Toxic multinodular goiter (also known as toxic nodular goiter, toxic nodular struma) is a common cause of hyperthyroidism in which there is excess production of thyroid hormones from functionally autonomous thyroid nodules, which do not require stimulation from thyroid stimulating hormone (TSH).
It is the second most common cause of hyperthyroidism (after Graves’ disease) in the developed world. In countries where the population is iodine-deficient i.e. the developing world, iodine deficiency is the most common cause of hypothyroidism. (Decreased iodine leads to decreased thyroid hormone.) However, iodine deficiency can cause goitre (thyroid enlargement); within a goitre, nodules can develop. Risk factors for toxic multinodular goiter include individuals over 60 years of age and being female.
Symptoms of toxic multinodular goitre are similar to that of hyperthyroidism, including:
goitre (swelling of the thyroid gland)
tachycardia (high heart rate – above 100 beats per minute at rest in adults)
Sequence of events:
Iodine deficiency leading to decreased T4 production.
Induction of thyroid cell hyperplasia due to low levels of T4. This accounts for the multinodular goitre appearance.
Increased replication predisposes to a risk of mutation in the TSH receptor.
If the mutated TSH receptor is constitutively active, it would then become ‘toxic’ and produces excess T3/T4 leading to hyperthryoidism.

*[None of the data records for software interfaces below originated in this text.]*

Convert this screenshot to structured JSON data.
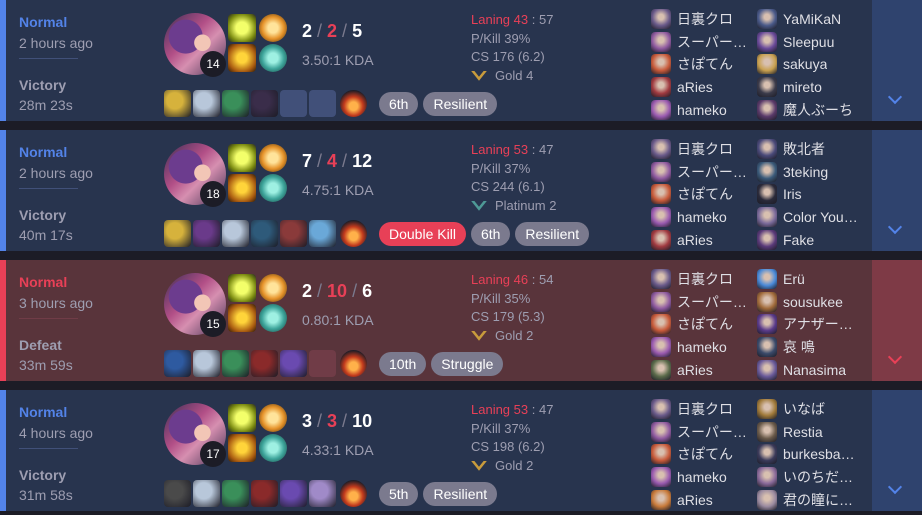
{
  "colors": {
    "win_bg": "#28344e",
    "loss_bg": "#59343b",
    "win_accent": "#5383e8",
    "loss_accent": "#e84057"
  },
  "matches": [
    {
      "outcome": "win",
      "mode": "Normal",
      "time_ago": "2 hours ago",
      "result": "Victory",
      "duration": "28m 23s",
      "level": "14",
      "kills": "2",
      "deaths": "2",
      "assists": "5",
      "kda_ratio": "3.50:1 KDA",
      "laning_label": "Laning 43",
      "laning_opp": "57",
      "pkill": "P/Kill 39%",
      "cs": "CS 176 (6.2)",
      "rank_tier": "gold",
      "rank": "Gold 4",
      "items": [
        "#d6b23c",
        "#b8c7da",
        "#3a8f5a",
        "#3a2d4a",
        "",
        ""
      ],
      "badges": [
        "6th",
        "Resilient"
      ],
      "multikill": "",
      "team1": [
        {
          "name": "日裏クロ",
          "color": "#6a5a8a"
        },
        {
          "name": "スーパー…",
          "color": "#8f5aa0"
        },
        {
          "name": "さぽてん",
          "color": "#c85a3a"
        },
        {
          "name": "aRies",
          "color": "#a03a40"
        },
        {
          "name": "hameko",
          "color": "#9a5ab0"
        }
      ],
      "team2": [
        {
          "name": "YaMiKaN",
          "color": "#4a5a8a"
        },
        {
          "name": "Sleepuu",
          "color": "#6a4a9a"
        },
        {
          "name": "sakuya",
          "color": "#c8a050"
        },
        {
          "name": "mireto",
          "color": "#3a3a4a"
        },
        {
          "name": "魔人ぶーち",
          "color": "#5a3a6a"
        }
      ]
    },
    {
      "outcome": "win",
      "mode": "Normal",
      "time_ago": "2 hours ago",
      "result": "Victory",
      "duration": "40m 17s",
      "level": "18",
      "kills": "7",
      "deaths": "4",
      "assists": "12",
      "kda_ratio": "4.75:1 KDA",
      "laning_label": "Laning 53",
      "laning_opp": "47",
      "pkill": "P/Kill 37%",
      "cs": "CS 244 (6.1)",
      "rank_tier": "platinum",
      "rank": "Platinum 2",
      "items": [
        "#d6b23c",
        "#6a3a8a",
        "#b8c7da",
        "#2e5a7a",
        "#8a3a3a",
        "#6aa8d8",
        ""
      ],
      "badges": [
        "6th",
        "Resilient"
      ],
      "multikill": "Double Kill",
      "team1": [
        {
          "name": "日裏クロ",
          "color": "#6a5a8a"
        },
        {
          "name": "スーパー…",
          "color": "#8f5aa0"
        },
        {
          "name": "さぽてん",
          "color": "#c85a3a"
        },
        {
          "name": "hameko",
          "color": "#9a5ab0"
        },
        {
          "name": "aRies",
          "color": "#a03a40"
        }
      ],
      "team2": [
        {
          "name": "敗北者",
          "color": "#4a4a7a"
        },
        {
          "name": "3teking",
          "color": "#3a5a7a"
        },
        {
          "name": "Iris",
          "color": "#2a2a3a"
        },
        {
          "name": "Color You…",
          "color": "#7a6a9a"
        },
        {
          "name": "Fake",
          "color": "#5a3a7a"
        }
      ]
    },
    {
      "outcome": "loss",
      "mode": "Normal",
      "time_ago": "3 hours ago",
      "result": "Defeat",
      "duration": "33m 59s",
      "level": "15",
      "kills": "2",
      "deaths": "10",
      "assists": "6",
      "kda_ratio": "0.80:1 KDA",
      "laning_label": "Laning 46",
      "laning_opp": "54",
      "pkill": "P/Kill 35%",
      "cs": "CS 179 (5.3)",
      "rank_tier": "gold",
      "rank": "Gold 2",
      "items": [
        "#2e5aa0",
        "#b8c7da",
        "#3a8f5a",
        "#8a2a2a",
        "#6a4ab0",
        ""
      ],
      "badges": [
        "10th",
        "Struggle"
      ],
      "multikill": "",
      "team1": [
        {
          "name": "日裏クロ",
          "color": "#6a5a8a"
        },
        {
          "name": "スーパー…",
          "color": "#8f5aa0"
        },
        {
          "name": "さぽてん",
          "color": "#c85a3a"
        },
        {
          "name": "hameko",
          "color": "#9a5ab0"
        },
        {
          "name": "aRies",
          "color": "#5a6a4a"
        }
      ],
      "team2": [
        {
          "name": "Erü",
          "color": "#4a8ad8"
        },
        {
          "name": "sousukee",
          "color": "#a06a3a"
        },
        {
          "name": "アナザー…",
          "color": "#5a3a8a"
        },
        {
          "name": "哀 鳴",
          "color": "#3a4a6a"
        },
        {
          "name": "Nanasima",
          "color": "#6a5a9a"
        }
      ]
    },
    {
      "outcome": "win",
      "mode": "Normal",
      "time_ago": "4 hours ago",
      "result": "Victory",
      "duration": "31m 58s",
      "level": "17",
      "kills": "3",
      "deaths": "3",
      "assists": "10",
      "kda_ratio": "4.33:1 KDA",
      "laning_label": "Laning 53",
      "laning_opp": "47",
      "pkill": "P/Kill 37%",
      "cs": "CS 198 (6.2)",
      "rank_tier": "gold",
      "rank": "Gold 2",
      "items": [
        "#4a4a4a",
        "#b8c7da",
        "#3a8f5a",
        "#8a2a2a",
        "#6a4ab0",
        "#a08ac8"
      ],
      "badges": [
        "5th",
        "Resilient"
      ],
      "multikill": "",
      "team1": [
        {
          "name": "日裏クロ",
          "color": "#6a5a8a"
        },
        {
          "name": "スーパー…",
          "color": "#8f5aa0"
        },
        {
          "name": "さぽてん",
          "color": "#c85a3a"
        },
        {
          "name": "hameko",
          "color": "#9a5ab0"
        },
        {
          "name": "aRies",
          "color": "#c87a3a"
        }
      ],
      "team2": [
        {
          "name": "いなば",
          "color": "#a07a3a"
        },
        {
          "name": "Restia",
          "color": "#6a5a4a"
        },
        {
          "name": "burkesba…",
          "color": "#3a3a5a"
        },
        {
          "name": "いのちだ…",
          "color": "#8a6a9a"
        },
        {
          "name": "君の瞳に…",
          "color": "#9a8aa0"
        }
      ]
    }
  ]
}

Toxic multinodular goiter can be treated with antithyroid medications such as propylthiouracil or methimazole, radioactive iodine, or with surgery. Another treatment option in recent years (2013) is ethanol ablation of the nodules.